‘Baboon watching’ everyday means you’re making wine in Namibia. Der Katholischer Winery (The Red Catholic) is a skip and a hop from Otavi, near Etosha National Park in central north Namibia, not too far from Angola. Nestled in the dolomite cave-riddled mountains, Gilmar Boshoff says “Making wine is about having the connection between the earth and the vines, and not being too lazy or useless to f*ck it up before you put it into bottle,” with a grin of a hard working, challenging and rewarding way of life. Next door is his parents’ property, Thonninggii Wine Cellar, (Thonninggii being the local fig tree). The clay brick cellar door boasts hearty farm lunches; home-produced meat, fresh dairy products, on-site produced marula schnapps, grappa, and port. This Namibian harvest is in full swing now;  picking the white and red varieties; crushing, pressing, generally having a lot of fun. Overcast days are very hot. Some drizzle, thunder and lightening, blue skies too. Seven dogs, (including Ana the ridgeback who really should be wearing pearls and have painted nails) at least two cats, and one pet sheep who always likes to be FULLY involved in all parts of harvest. Frogs croak, sable, springbok, sheep and cattle graze, chickens, cuckoos and weavers play, guinea fowls and pheasants trot. The Damara are the local people of this part of Namibia, whose dialect (Khoekhoe) involves many clicking sounds, so nice to hear every day. Namibia; a country of just 2.8 million people so plenty of space, where nothing less than 800 hectares is considered a farm, it’s a plasie (a small farm, a plot). Life slows down just a little bit here – the early morning coffee ritual, Norma Jean the bull terrier snoozing at our feet . Speed then picks up for a day of all things winemaking, and constantly reminding pet sheep Kolletjies (dots in Afrikaans) to stop eating the grapes or sneaking inside the house to eat the loo paper. Morning runs along the train tracks because ‘trains only use it about once a week..’ Sipping home made bubbles on Christmas Day after a morning grafting in the winery, eating a potjie pot of home produced oxtail – ‘well ain’t that just Christmas.’ 🍷🍇❤👌 #derkatholischerwinery #thonninggiiwinecellar

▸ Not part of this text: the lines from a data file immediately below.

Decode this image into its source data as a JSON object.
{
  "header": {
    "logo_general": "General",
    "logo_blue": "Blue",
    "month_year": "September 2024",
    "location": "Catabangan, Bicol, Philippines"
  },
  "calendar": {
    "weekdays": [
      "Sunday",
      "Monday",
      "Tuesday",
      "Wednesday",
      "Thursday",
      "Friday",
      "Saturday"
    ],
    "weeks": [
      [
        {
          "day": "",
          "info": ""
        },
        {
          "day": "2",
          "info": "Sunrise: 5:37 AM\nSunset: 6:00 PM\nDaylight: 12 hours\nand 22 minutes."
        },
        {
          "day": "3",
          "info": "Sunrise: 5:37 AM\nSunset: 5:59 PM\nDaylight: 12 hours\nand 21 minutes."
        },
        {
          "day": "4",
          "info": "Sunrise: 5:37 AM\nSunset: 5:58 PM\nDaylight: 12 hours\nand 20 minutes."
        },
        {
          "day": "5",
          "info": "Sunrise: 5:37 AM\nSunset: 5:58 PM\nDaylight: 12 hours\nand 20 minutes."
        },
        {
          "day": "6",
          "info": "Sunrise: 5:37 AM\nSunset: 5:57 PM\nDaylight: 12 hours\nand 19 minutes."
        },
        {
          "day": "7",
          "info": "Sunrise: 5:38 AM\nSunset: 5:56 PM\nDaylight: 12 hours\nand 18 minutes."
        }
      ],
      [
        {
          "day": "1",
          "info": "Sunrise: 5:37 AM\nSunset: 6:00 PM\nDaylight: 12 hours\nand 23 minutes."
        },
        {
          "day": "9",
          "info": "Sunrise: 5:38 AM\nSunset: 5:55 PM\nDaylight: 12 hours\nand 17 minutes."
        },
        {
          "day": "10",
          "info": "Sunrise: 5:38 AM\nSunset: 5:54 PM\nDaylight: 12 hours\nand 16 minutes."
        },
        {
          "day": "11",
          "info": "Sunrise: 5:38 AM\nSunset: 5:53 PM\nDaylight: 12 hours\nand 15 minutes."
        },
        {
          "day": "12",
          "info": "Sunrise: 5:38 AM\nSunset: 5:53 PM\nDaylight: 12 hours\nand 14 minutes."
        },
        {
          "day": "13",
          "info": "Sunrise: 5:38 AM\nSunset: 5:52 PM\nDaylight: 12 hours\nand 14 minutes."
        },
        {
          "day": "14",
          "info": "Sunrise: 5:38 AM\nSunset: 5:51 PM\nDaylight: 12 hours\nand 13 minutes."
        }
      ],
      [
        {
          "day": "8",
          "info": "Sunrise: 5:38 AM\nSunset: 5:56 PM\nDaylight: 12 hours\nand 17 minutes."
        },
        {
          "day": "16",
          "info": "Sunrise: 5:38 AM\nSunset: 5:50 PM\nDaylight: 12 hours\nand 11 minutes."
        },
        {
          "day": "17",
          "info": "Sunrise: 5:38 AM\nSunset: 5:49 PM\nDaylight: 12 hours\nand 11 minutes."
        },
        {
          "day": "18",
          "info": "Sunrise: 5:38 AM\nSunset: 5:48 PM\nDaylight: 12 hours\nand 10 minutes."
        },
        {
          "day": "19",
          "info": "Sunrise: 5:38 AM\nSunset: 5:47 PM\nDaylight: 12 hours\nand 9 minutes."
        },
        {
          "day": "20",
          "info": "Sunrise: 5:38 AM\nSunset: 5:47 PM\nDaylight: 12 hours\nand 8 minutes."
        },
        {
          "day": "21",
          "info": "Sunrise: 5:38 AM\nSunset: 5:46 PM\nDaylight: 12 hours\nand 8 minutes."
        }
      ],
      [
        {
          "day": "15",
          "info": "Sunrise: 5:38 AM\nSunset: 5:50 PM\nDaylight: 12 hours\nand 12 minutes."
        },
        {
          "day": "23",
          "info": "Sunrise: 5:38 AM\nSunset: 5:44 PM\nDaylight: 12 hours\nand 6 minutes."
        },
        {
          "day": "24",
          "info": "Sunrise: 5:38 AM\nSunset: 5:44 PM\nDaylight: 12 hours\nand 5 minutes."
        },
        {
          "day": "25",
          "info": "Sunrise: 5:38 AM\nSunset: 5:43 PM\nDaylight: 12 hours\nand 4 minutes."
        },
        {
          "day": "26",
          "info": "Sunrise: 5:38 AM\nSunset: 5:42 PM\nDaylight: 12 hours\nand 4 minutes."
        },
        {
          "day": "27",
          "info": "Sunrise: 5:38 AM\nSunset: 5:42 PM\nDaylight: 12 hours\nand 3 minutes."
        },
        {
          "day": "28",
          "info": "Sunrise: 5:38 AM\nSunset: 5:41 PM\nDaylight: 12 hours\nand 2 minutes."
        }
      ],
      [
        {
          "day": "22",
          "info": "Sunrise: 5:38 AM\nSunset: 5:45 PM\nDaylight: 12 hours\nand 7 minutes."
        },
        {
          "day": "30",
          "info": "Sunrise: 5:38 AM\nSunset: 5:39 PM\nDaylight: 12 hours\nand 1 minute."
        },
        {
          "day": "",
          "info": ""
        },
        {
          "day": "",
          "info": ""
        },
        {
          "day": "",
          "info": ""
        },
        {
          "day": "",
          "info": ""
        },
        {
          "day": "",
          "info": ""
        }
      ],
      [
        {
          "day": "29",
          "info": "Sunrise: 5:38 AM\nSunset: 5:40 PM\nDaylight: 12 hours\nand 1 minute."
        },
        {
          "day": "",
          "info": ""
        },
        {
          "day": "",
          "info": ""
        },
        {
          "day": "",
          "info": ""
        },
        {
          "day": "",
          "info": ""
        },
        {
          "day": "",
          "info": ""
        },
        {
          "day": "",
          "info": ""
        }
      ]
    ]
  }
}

The Boshoff family do what they love, and love what they do. Gilmar Tamara Boshoff… With hard work, focus and determination, many things are possible. Like making wine in Nambia? Well at Der Katholischer Winery and Thonninggii Wine Cellar – yes most definitely. Thanks so much for having me along for some of your journey, it was one big treat. 🍇🍷❤️#winemakingnamibia #derkatholischerwinery #thonninggiiwinecellar  @ Namibia